Accessibility is crucial.

  My efforts to make this portfolio accessible:  

In summary, I am committed to ensuring digital accessibility for people with disabilities. I am continually improving the user experience for everyone and applying the relevant accessibility standards.

Feel free to reach out with any questions or concerns.

 How I bring accessibility to my work 

  • I do my best to notify all my clients of my accessibility goals

  • I strive to implement all accessible design guidelines with every brand

  • If you're unsure if your own brand and UX/UI are accessible, I am happy to discuss, evaluate, and assist in furthering universal accessibility

  • I challenge the preconceived notion that
    accessibility = ugly/ afterthought When accessibility is a part of the design process, it not only becomes normalized but improves the end result of reaching all your consumers and users

 Conformance status 

The Web Content Accessibility Guidelines (WCAG) defines requirements for designers and developers to improve accessibility for people with disabilities. It defines three levels of conformance: Level A, Level AA, and Level AAA (Level AAA being the most accessible).

 

My portfolio website, at minimum, is fully conformant with WCAG 2.1 level AA. (Fully conformant means that the content fully conforms to the accessibility standard without any exceptions.)

Notably, 95% of the time my work exceeds Level AAA success criteria

I am proud to challenge myself, and the world of design, to be universally accessible on all fronts. It is crucial to normalize accessible design.

Since this is a portfolio website, some content, such as images and example text, may not have full alt text to avoid repetition or redundancy. As always, notify me if you are unable to have an accessible and enjoyable experience.

This statement was updated as of 15 September 2020.

 Why accessibility really matters in design 

I use this metaphor regularly in order to emphasize the reality of accessible design.

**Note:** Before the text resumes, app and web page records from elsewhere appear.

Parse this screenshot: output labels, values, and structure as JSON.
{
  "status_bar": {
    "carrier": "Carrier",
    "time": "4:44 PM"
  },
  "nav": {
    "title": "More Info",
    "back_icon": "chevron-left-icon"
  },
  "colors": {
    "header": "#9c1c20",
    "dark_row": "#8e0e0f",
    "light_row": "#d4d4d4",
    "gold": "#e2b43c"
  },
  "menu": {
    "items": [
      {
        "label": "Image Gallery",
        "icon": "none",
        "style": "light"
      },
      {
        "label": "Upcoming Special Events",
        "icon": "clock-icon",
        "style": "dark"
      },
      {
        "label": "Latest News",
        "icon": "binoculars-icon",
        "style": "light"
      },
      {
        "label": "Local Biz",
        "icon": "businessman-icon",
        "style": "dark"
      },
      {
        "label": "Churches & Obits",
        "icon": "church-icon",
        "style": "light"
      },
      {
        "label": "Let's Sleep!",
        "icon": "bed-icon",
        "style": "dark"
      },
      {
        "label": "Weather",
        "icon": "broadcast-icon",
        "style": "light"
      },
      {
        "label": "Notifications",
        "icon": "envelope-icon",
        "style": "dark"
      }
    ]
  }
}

Accessibility in UX/UI design is like building a house. You have the floorplan (wireframe). You have a construction team (employees/designers/devs/etc.) and get the materials to build the foundation and structure (UX & research). Now you have the walls and you paint them, decorate, furniture, etc (UI & visual/graphic design), and the house is done!

 

Whoops. You realize you never put electrical (accessibility design) in the walls of the house.

 

Now you have to completely strip the house apart, put the electrical in (color, blindness, tabs, screen readers, audio, navigation, hierarchy, etc), then rebuild all over again. The time of delivery triples due to forgetting electrical/accessible design and your costs skyrocket.

 

It's simple: you have to factor in electrical (accessibility) as a part of building your house (web/app/digital platform). Otherwise you have to re-do every element.

© 2020 Jacob C. deHahn 

- always consciously make the world a better place -